I remember reading on BGG a while back of someone who used to cull (trade or sell) any games in their collection that had not been played for two years. I thought at the time that this was quite ruthless and I assumed that they either a) only played certain types of games regularly, b) only had a small amount of storage space, c) only wanted to keep a small collection or d) didn't want to revisit old games that weren't getting regular plays.

There are a number of reasons why I would not cull games based on how long it was since I had last played them
a) With a collection approaching four hundred games, even if it was assumed that we could play a game a day (to quote This is not Frank's Planet, "That's a mighty big if") then it would be over a year before any game would be due to hit the table for a repeat play.
b) I have found that there are certain stages of life where it is difficult to play long games. Having young children is one such stage. In the past I have played Civilization, Diplomacy, World in Flames and even War in Europe. I have not played any of these games in quite some years now. However, I do fully expect to play both Diplomacy and Civilization again in the next few years. I will admit that the chances of getting World in Flames or War in Europe to the table are slim and I will probably be looking at the five to ten year time frame at least, but I am still not willing to part with them.
c) I am a bit of a hoarder.
d) There are games in our collection that we have owned for ten, twenty or more years. They may not get played often, but they are still good games and are still enjoyed.
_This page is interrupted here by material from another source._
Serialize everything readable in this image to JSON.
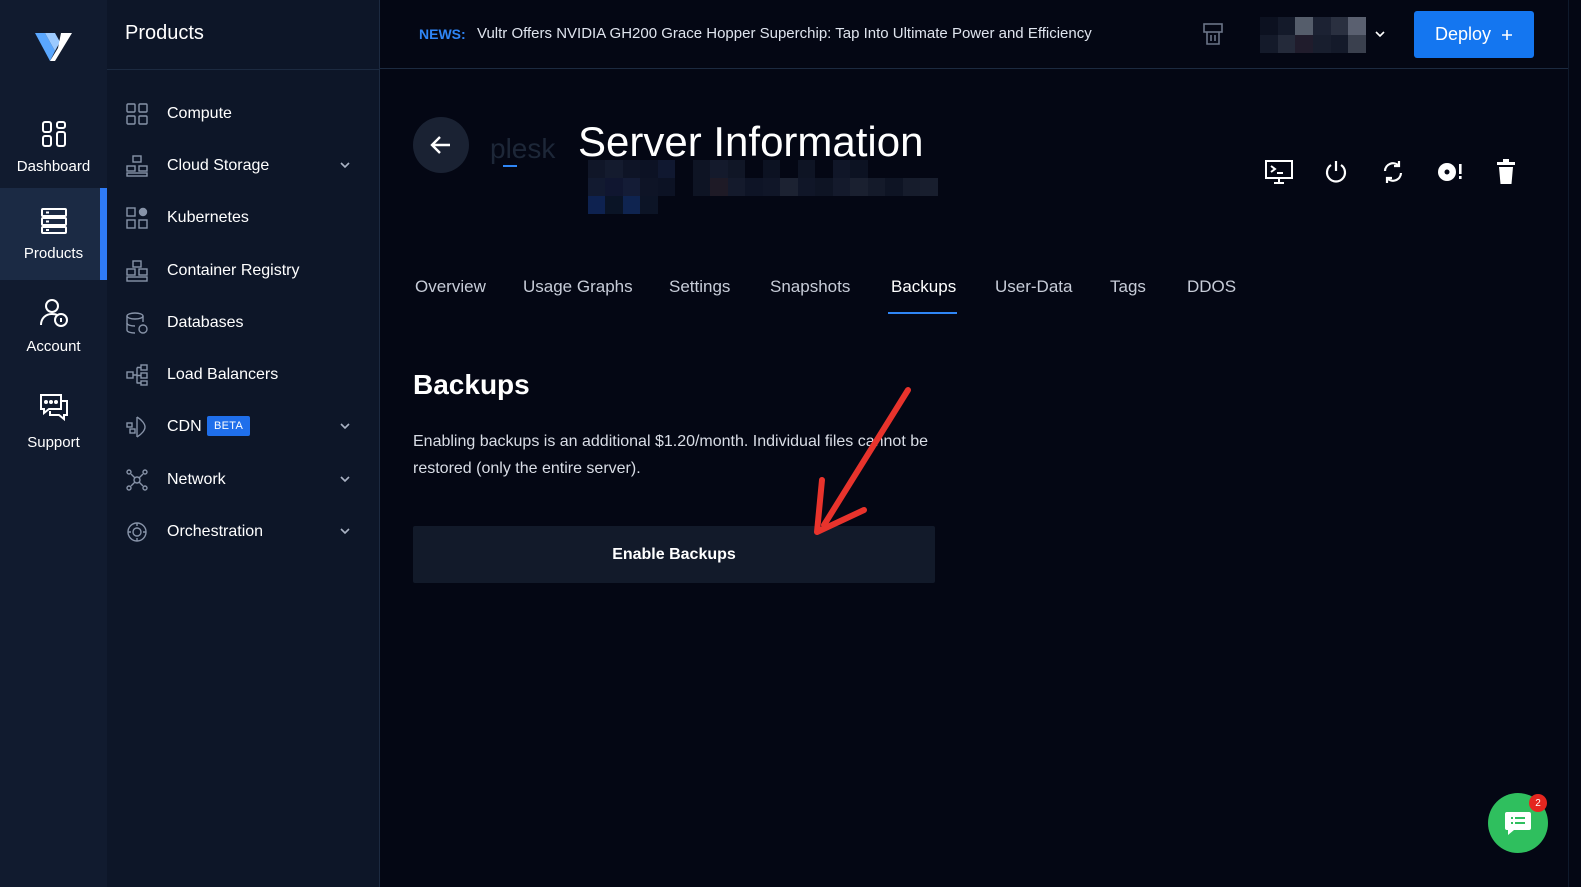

Many of these older games would be particularly difficult to replace (think EON Cosmic Encounter). Quite a few of them are games that we had and played as children and are now getting to play with our children, and possibly in another twenty or so years may get to play with our grandchildren.
e) Unlike computer games, which can be sometime be dependent on a particular hardware platform, operating system or slower chip set than is still available, board games just need a table to play them. It doesn't matter how old they are, if you want to play them you still can. The physical game doesn't become obsolete, granted sometimes the game itself may become outdated in terms of mechanics or game play.
f) I try not to buy many games without doing any research, so generally if I have bought it there's a fairly good chance that I will like it. Therefore there's not a lot of dead wood in our collection.
g) The words "sell my game" have no meaning to me.

If our collection gets too much bigger we will have to do some serious reorganisation of space and shelves or possibly revisit some of the above, but for now there will be no culling of games in our house.

Mmm meeples taste like...


Dr. Matt J. Carlson said...

I thought about culling my collection a bit (selling things not played in 2 years also seems harsh to me). One of my big limitations is a lack of an appropriate market to sell them in...

Pawnstar said...

It's not easy to get rid of your games even if you want to. Giving them away often costs more than keeping them (postage) and with a philosophy somewhat similar to your own I have lots of trouble finding the right price at which to sell them.

I have recently managed to trade away games at a ratio which has slightly reduced numbers; however most trades end up being one-for-one so I am not reducing anything.

I used to have over a thousand but now I think this is down to more like nine hundred (at least counting exclusive titles); a lot of games have permanently left my collection never to return (dismantled for parts, charity shops and so on).

It's taken some time to even get this far; since this article the size of my collection has decreased, but only by a small amount. For every one or two games I get rid of I seem to be obtaining another.

I guess I will just have to live with it.